Stripe is a software platform for building an internet business and accepting payments online. It’s what Twitter, Pinterest, Facebook, Kickstarter and thousands of others use to sell to anyone, anywhere, and in brand new ways. Stripe’s global support team sees thousands of tickets per day and relies on communication tools like Slack to keep members connected.
Stripe is growing quickly, but is still really collaborative. “We all talk to each other all the time,” Moníca Brown of Stripe User Operations says. Her team can provide better support to their users when they’re plugged into what’s going on across the company.

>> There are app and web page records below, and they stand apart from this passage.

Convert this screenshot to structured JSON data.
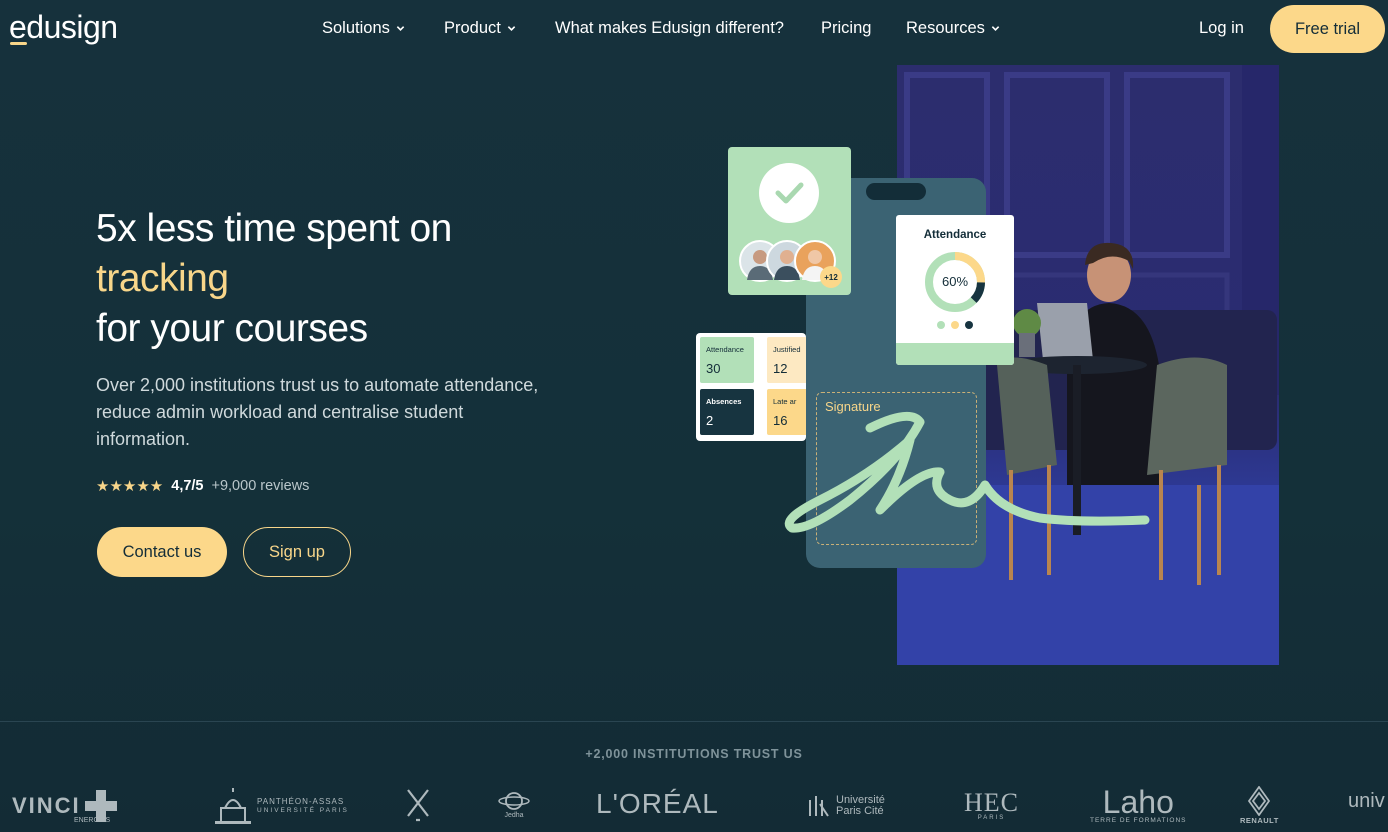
{
  "brand": {
    "name": "edusign"
  },
  "nav": {
    "items": [
      {
        "label": "Solutions",
        "dropdown": true
      },
      {
        "label": "Product",
        "dropdown": true
      },
      {
        "label": "What makes Edusign different?",
        "dropdown": false
      },
      {
        "label": "Pricing",
        "dropdown": false
      },
      {
        "label": "Resources",
        "dropdown": true
      }
    ],
    "login": "Log in",
    "free_trial": "Free trial"
  },
  "hero": {
    "title_line1": "5x less time spent on",
    "title_accent": "tracking",
    "title_line3": "for your courses",
    "subtitle": "Over 2,000 institutions trust us to automate attendance, reduce admin workload and centralise student information.",
    "stars": "★★★★★",
    "rating": "4,7/5",
    "reviews": "+9,000 reviews",
    "contact": "Contact us",
    "signup": "Sign up"
  },
  "visual": {
    "avatar_extra": "+12",
    "stats": [
      {
        "label": "Attendance",
        "value": "30"
      },
      {
        "label": "Justified",
        "value": "12"
      },
      {
        "label": "Absences",
        "value": "2"
      },
      {
        "label": "Late ar",
        "value": "16"
      }
    ],
    "attendance_card": {
      "title": "Attendance",
      "percent_label": "60%",
      "percent": 60
    },
    "signature_label": "Signature"
  },
  "trust": {
    "title": "+2,000 INSTITUTIONS TRUST US",
    "logos": [
      {
        "name": "VINCI",
        "sub": "ENERGIES"
      },
      {
        "name": "PANTHÉON-ASSAS",
        "sub": "UNIVERSITÉ PARIS"
      },
      {
        "name": "Jedha"
      },
      {
        "name": "L'ORÉAL"
      },
      {
        "name": "Université",
        "sub": "Paris Cité"
      },
      {
        "name": "HEC",
        "sub": "PARIS"
      },
      {
        "name": "Laho",
        "sub": "TERRE DE FORMATIONS"
      },
      {
        "name": "RENAULT"
      },
      {
        "name": "univ"
      }
    ]
  },
  "colors": {
    "background": "#132d38",
    "accent_yellow": "#fcd88a",
    "accent_green": "#b2e0b8",
    "phone": "#3b6373"
  }
}
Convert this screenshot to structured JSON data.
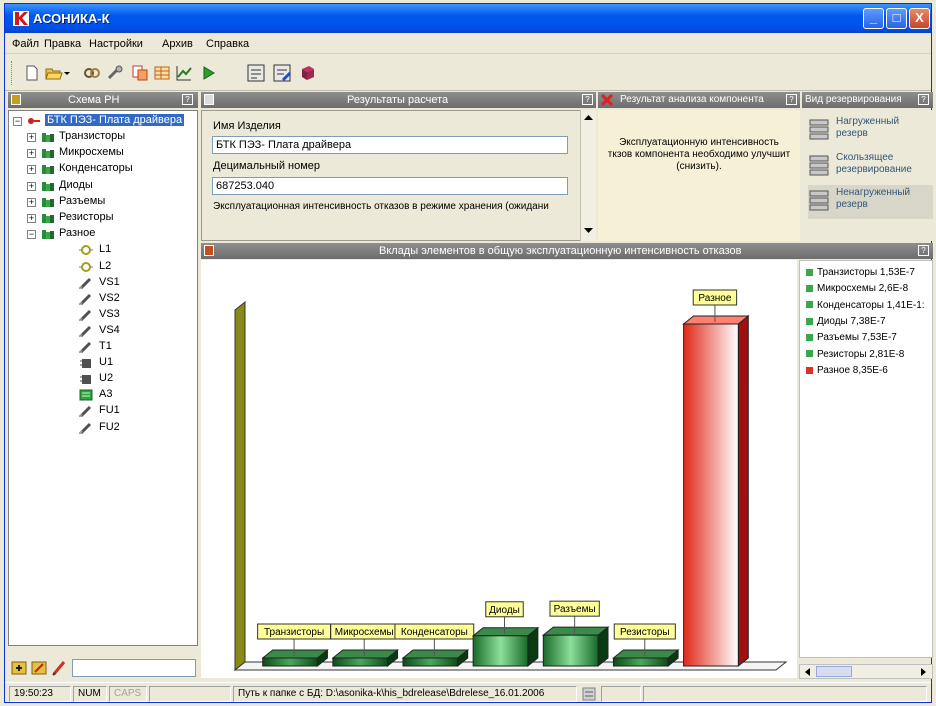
{
  "window": {
    "title": "АСОНИКА-К",
    "controls": [
      "_",
      "□",
      "X"
    ]
  },
  "menu": [
    "Файл",
    "Правка",
    "Настройки",
    "Архив",
    "Справка"
  ],
  "toolbar_icons": [
    "new-file-icon",
    "open-folder-icon",
    "dropdown-arrow-icon",
    "link-icon",
    "tools-icon",
    "copy-icon",
    "table-icon",
    "chart-icon",
    "play-icon",
    "report-icon",
    "report-edit-icon",
    "book-icon"
  ],
  "tree_panel": {
    "title": "Схема РН",
    "help": "?",
    "root": "БТК ПЭЗ- Плата драйвера",
    "groups": [
      "Транзисторы",
      "Микросхемы",
      "Конденсаторы",
      "Диоды",
      "Разъемы",
      "Резисторы",
      "Разное"
    ],
    "leaves": [
      "L1",
      "L2",
      "VS1",
      "VS2",
      "VS3",
      "VS4",
      "T1",
      "U1",
      "U2",
      "A3",
      "FU1",
      "FU2"
    ]
  },
  "results_panel": {
    "title": "Результаты расчета",
    "help": "?",
    "name_label": "Имя Изделия",
    "name_value": "БТК ПЭЗ- Плата драйвера",
    "decimal_label": "Децимальный номер",
    "decimal_value": "687253.040",
    "storage_label": "Эксплуатационная интенсивность отказов в режиме хранения (ожидани"
  },
  "analysis_panel": {
    "title": "Результат анализа компонента",
    "help": "?",
    "text_line1": "Эксплуатационную интенсивность",
    "text_line2": "ткзов компонента необходимо улучшит",
    "text_line3": "(снизить)."
  },
  "reservation_panel": {
    "title": "Вид резервирования",
    "help": "?",
    "items": [
      {
        "line1": "Нагруженный",
        "line2": "резерв"
      },
      {
        "line1": "Скользящее",
        "line2": "резервирование"
      },
      {
        "line1": "Ненагруженный",
        "line2": "резерв"
      }
    ]
  },
  "chart_panel": {
    "title": "Вклады элементов в общую эксплуатационную интенсивность отказов",
    "help": "?"
  },
  "chart_data": {
    "type": "bar",
    "categories": [
      "Транзисторы",
      "Микросхемы",
      "Конденсаторы",
      "Диоды",
      "Разъемы",
      "Резисторы",
      "Разное"
    ],
    "values": [
      1.53e-07,
      2.6e-08,
      1.41e-08,
      7.38e-07,
      7.53e-07,
      2.81e-08,
      8.35e-06
    ],
    "colors": [
      "#1f7a3a",
      "#1f7a3a",
      "#1f7a3a",
      "#2faa4a",
      "#2faa4a",
      "#1f7a3a",
      "#e03020"
    ],
    "title": "Вклады элементов в общую эксплуатационную интенсивность отказов",
    "legend_position": "right",
    "legend": [
      {
        "label": "Транзисторы 1,53E-7",
        "color": "#3aa84a"
      },
      {
        "label": "Микросхемы 2,6E-8",
        "color": "#3aa84a"
      },
      {
        "label": "Конденсаторы 1,41E-1:",
        "color": "#3aa84a"
      },
      {
        "label": "Диоды 7,38E-7",
        "color": "#3aa84a"
      },
      {
        "label": "Разъемы 7,53E-7",
        "color": "#3aa84a"
      },
      {
        "label": "Резисторы 2,81E-8",
        "color": "#3aa84a"
      },
      {
        "label": "Разное 8,35E-6",
        "color": "#e03020"
      }
    ]
  },
  "statusbar": {
    "time": "19:50:23",
    "num": "NUM",
    "caps": "CAPS",
    "path": "Путь к папке с БД: D:\\asonika-k\\his_bdrelease\\Bdrelese_16.01.2006"
  }
}
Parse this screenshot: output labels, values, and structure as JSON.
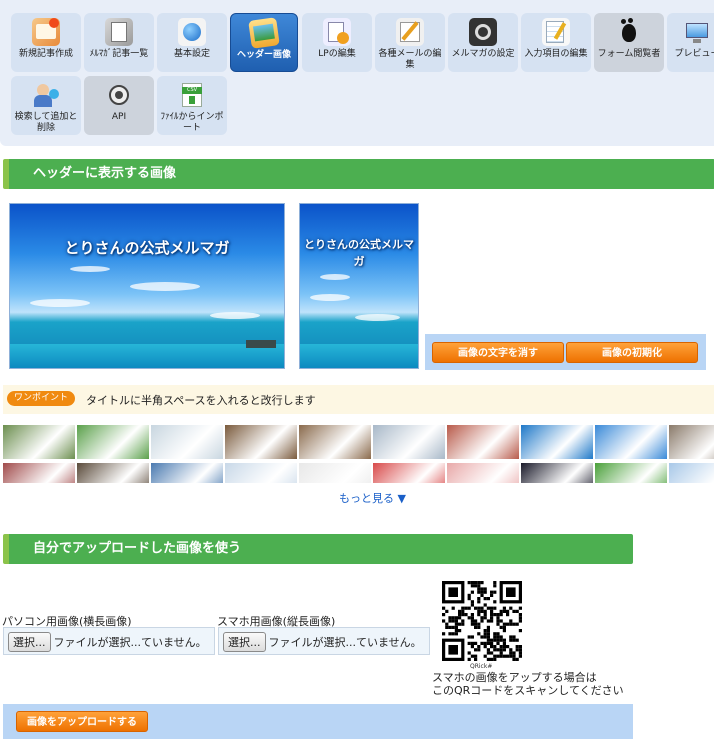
{
  "toolbar": {
    "items": [
      {
        "label": "新規記事作成",
        "icon": "new-article-icon"
      },
      {
        "label": "ﾒﾙﾏｶﾞ記事一覧",
        "icon": "article-list-icon"
      },
      {
        "label": "基本設定",
        "icon": "globe-icon"
      },
      {
        "label": "ヘッダー画像",
        "icon": "header-image-icon"
      },
      {
        "label": "LPの編集",
        "icon": "lp-edit-icon"
      },
      {
        "label": "各種メールの編集",
        "icon": "mail-edit-icon"
      },
      {
        "label": "メルマガの設定",
        "icon": "settings-icon"
      },
      {
        "label": "入力項目の編集",
        "icon": "form-fields-icon"
      },
      {
        "label": "フォーム閲覧者",
        "icon": "gnome-foot-icon"
      },
      {
        "label": "プレビュー",
        "icon": "monitor-icon"
      },
      {
        "label": "検索して追加と削除",
        "icon": "user-search-icon"
      },
      {
        "label": "API",
        "icon": "api-gear-icon"
      },
      {
        "label": "ﾌｧｲﾙからインポート",
        "icon": "csv-import-icon"
      }
    ]
  },
  "header_section": {
    "title": "ヘッダーに表示する画像",
    "banner_wide_text": "とりさんの公式メルマガ",
    "banner_narrow_text": "とりさんの公式メルマガ",
    "clear_text_button": "画像の文字を消す",
    "reset_image_button": "画像の初期化"
  },
  "tip": {
    "badge": "ワンポイント",
    "text": "タイトルに半角スペースを入れると改行します"
  },
  "gallery": {
    "more_link": "もっと見る ▼",
    "row1_colors": [
      "#6b8e4e",
      "#5aa04a",
      "#c8d6e0",
      "#7a5a3c",
      "#8a6a4c",
      "#a8b8c8",
      "#b85a4a",
      "#1e78c8",
      "#3a8ad8",
      "#8a7a6a"
    ],
    "row2_colors": [
      "#a04a4a",
      "#5a4a3a",
      "#4a7ab0",
      "#c8d8e8",
      "#e8e8e8",
      "#d84a4a",
      "#e8a8a8",
      "#1a1a2a",
      "#4aa03a",
      "#a8c8e8"
    ]
  },
  "upload_section": {
    "title": "自分でアップロードした画像を使う",
    "pc_label": "パソコン用画像(横長画像)",
    "sp_label": "スマホ用画像(縦長画像)",
    "choose_button": "選択...",
    "no_file_text": "ファイルが選択...ていません。",
    "qr_caption": "QRick#",
    "qr_note_line1": "スマホの画像をアップする場合は",
    "qr_note_line2": "このQRコードをスキャンしてください",
    "upload_button": "画像をアップロードする"
  }
}
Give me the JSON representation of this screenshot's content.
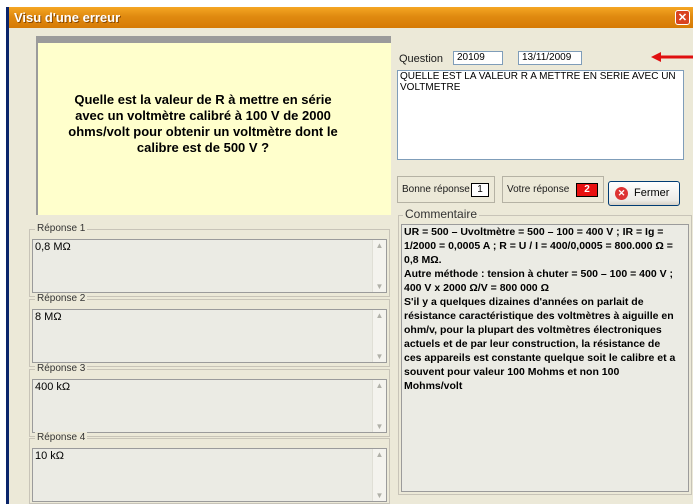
{
  "window": {
    "title": "Visu d'une erreur",
    "close_glyph": "✕"
  },
  "question_panel": {
    "text": "Quelle est la valeur de R à mettre en série avec un voltmètre calibré à 100 V de 2000 ohms/volt pour obtenir un voltmètre dont le calibre est de 500 V ?"
  },
  "answers": [
    {
      "legend": "Réponse 1",
      "value": "0,8 MΩ"
    },
    {
      "legend": "Réponse 2",
      "value": "8 MΩ"
    },
    {
      "legend": "Réponse 3",
      "value": "400 kΩ"
    },
    {
      "legend": "Réponse 4",
      "value": "10 kΩ"
    }
  ],
  "question": {
    "label": "Question",
    "number": "20109",
    "date": "13/11/2009",
    "text": "QUELLE EST LA VALEUR R A METTRE EN SERIE AVEC UN VOLTMETRE"
  },
  "bonne_reponse": {
    "label": "Bonne réponse",
    "value": "1"
  },
  "votre_reponse": {
    "label": "Votre réponse",
    "value": "2"
  },
  "fermer_button": {
    "label": "Fermer"
  },
  "commentaire": {
    "legend": "Commentaire",
    "text": "UR = 500 – Uvoltmètre = 500 – 100 = 400 V ; IR = Ig = 1/2000 = 0,0005 A ; R = U / I = 400/0,0005 = 800.000 Ω = 0,8 MΩ.\nAutre méthode : tension à chuter = 500 – 100 = 400 V ; 400 V x 2000 Ω/V = 800 000 Ω\nS'il y a quelques dizaines d'années on parlait de résistance caractéristique des voltmètres à aiguille en ohm/v, pour la plupart des voltmètres électroniques actuels et de par leur construction, la résistance de ces appareils est constante quelque soit le calibre et a souvent pour valeur 100 Mohms et non 100 Mohms/volt"
  },
  "colors": {
    "votre_reponse_bg": "#e81010",
    "question_bg": "#ffffcc",
    "arrow": "#e01010"
  }
}
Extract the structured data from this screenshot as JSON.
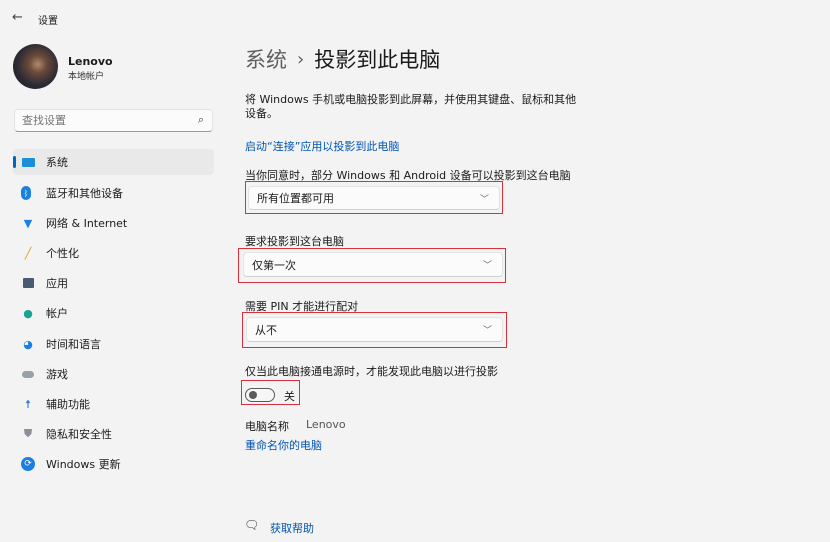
{
  "window": {
    "title": "设置"
  },
  "user": {
    "name": "Lenovo",
    "account_type": "本地帐户"
  },
  "search": {
    "placeholder": "查找设置"
  },
  "sidebar": {
    "items": [
      {
        "label": "系统",
        "icon": "monitor-icon",
        "selected": true
      },
      {
        "label": "蓝牙和其他设备",
        "icon": "bluetooth-icon"
      },
      {
        "label": "网络 & Internet",
        "icon": "wifi-icon"
      },
      {
        "label": "个性化",
        "icon": "brush-icon"
      },
      {
        "label": "应用",
        "icon": "apps-icon"
      },
      {
        "label": "帐户",
        "icon": "person-icon"
      },
      {
        "label": "时间和语言",
        "icon": "globe-clock-icon"
      },
      {
        "label": "游戏",
        "icon": "gamepad-icon"
      },
      {
        "label": "辅助功能",
        "icon": "accessibility-icon"
      },
      {
        "label": "隐私和安全性",
        "icon": "shield-icon"
      },
      {
        "label": "Windows 更新",
        "icon": "update-icon"
      }
    ]
  },
  "header": {
    "parent": "系统",
    "separator": "›",
    "title": "投影到此电脑"
  },
  "main": {
    "description": "将 Windows 手机或电脑投影到此屏幕，并使用其键盘、鼠标和其他设备。",
    "launch_link": "启动“连接”应用以投影到此电脑",
    "availability_label": "当你同意时，部分 Windows 和 Android 设备可以投影到这台电脑",
    "availability_value": "所有位置都可用",
    "ask_label": "要求投影到这台电脑",
    "ask_value": "仅第一次",
    "pin_label": "需要 PIN 才能进行配对",
    "pin_value": "从不",
    "power_label": "仅当此电脑接通电源时，才能发现此电脑以进行投影",
    "power_toggle_state": "关",
    "pc_name_label": "电脑名称",
    "pc_name_value": "Lenovo",
    "rename_link": "重命名你的电脑",
    "help_link": "获取帮助"
  },
  "colors": {
    "accent": "#0067c0",
    "highlight": "#d9303e",
    "background": "#f3f3f3"
  }
}
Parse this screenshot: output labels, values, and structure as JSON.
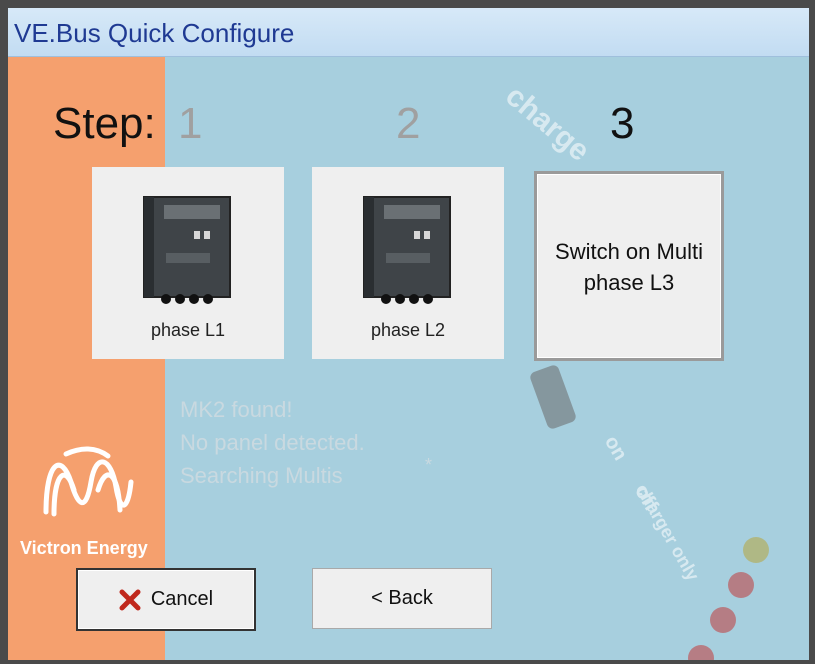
{
  "window": {
    "title": "VE.Bus Quick Configure"
  },
  "steps": {
    "label": "Step:",
    "one": "1",
    "two": "2",
    "three": "3"
  },
  "phases": [
    {
      "label": "phase L1"
    },
    {
      "label": "phase L2"
    },
    {
      "label": "Switch on Multi phase L3"
    }
  ],
  "status": {
    "line1": "MK2 found!",
    "line2": "No panel detected.",
    "line3": "Searching Multis",
    "spinner": "*"
  },
  "buttons": {
    "cancel": "Cancel",
    "back": "< Back"
  },
  "brand": {
    "text": "Victron Energy"
  },
  "colors": {
    "title_text": "#1f3a93",
    "content_bg": "#a7cfde",
    "orange_strip": "#f5a06e",
    "inactive_step": "#a0a0a0",
    "cancel_icon": "#c0281c"
  }
}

Ultimately, Stripe’s goal is to solve users’ problems as quickly as possible so they can get back to focusing on what matters — running and growing their own businesses. “Getting members of other teams on a call will allow the user to interact directly with the person who’s actually going to solve their problem” Brown says.
Advantages of phone-based support include:
The live-event marketplace Eventbrite has a service team that sees an average of 40 thousand contacts per month. With 500 international employees, the company turns to communication tools like Slack as well as Google Hangouts for face-to-face interactions with their team.
“Getting to see someone talk really changes the way that you understand how they work,” says Vivian Chaves of Customer Experience.
Ipsy is the world’s largest and most passionate beauty community. The community is centered around a beauty sampling service called the Glam Bag and premier content produced by Ipsy and its partner creators. Ipsy ships to over 1.5 million subscribers every month.
The team stays on the same page with one another and shares tone and style guides, as well as other training materials, using an internal communications system built using Atlassian’s Confluence.
“Because customer service is downstream from everything in the business, you need to have those connections to help you solve problems as they arise and also to make you aware of those problems before you’re seeing it in the queue,” says Nykki Yeager, Head of Customer Care.
Airbnb’s global customer service team clocks 180 thousand interactions per week at their laid-back “Belong Anywhere” offices. Employees can and do stay on top of social media outreach famously with tools like Hootsuite.
Citing examples in his presentation with Customer Experience team member Annette Margolis, Keau Katsunuma shows how a fast, personalized response to a customer issue via Twitter can turn out to be a “really fun way to take a negative situation, turn it around, and make a promoter.”
What tools give your team an edge in user support? Let us know @heavybit.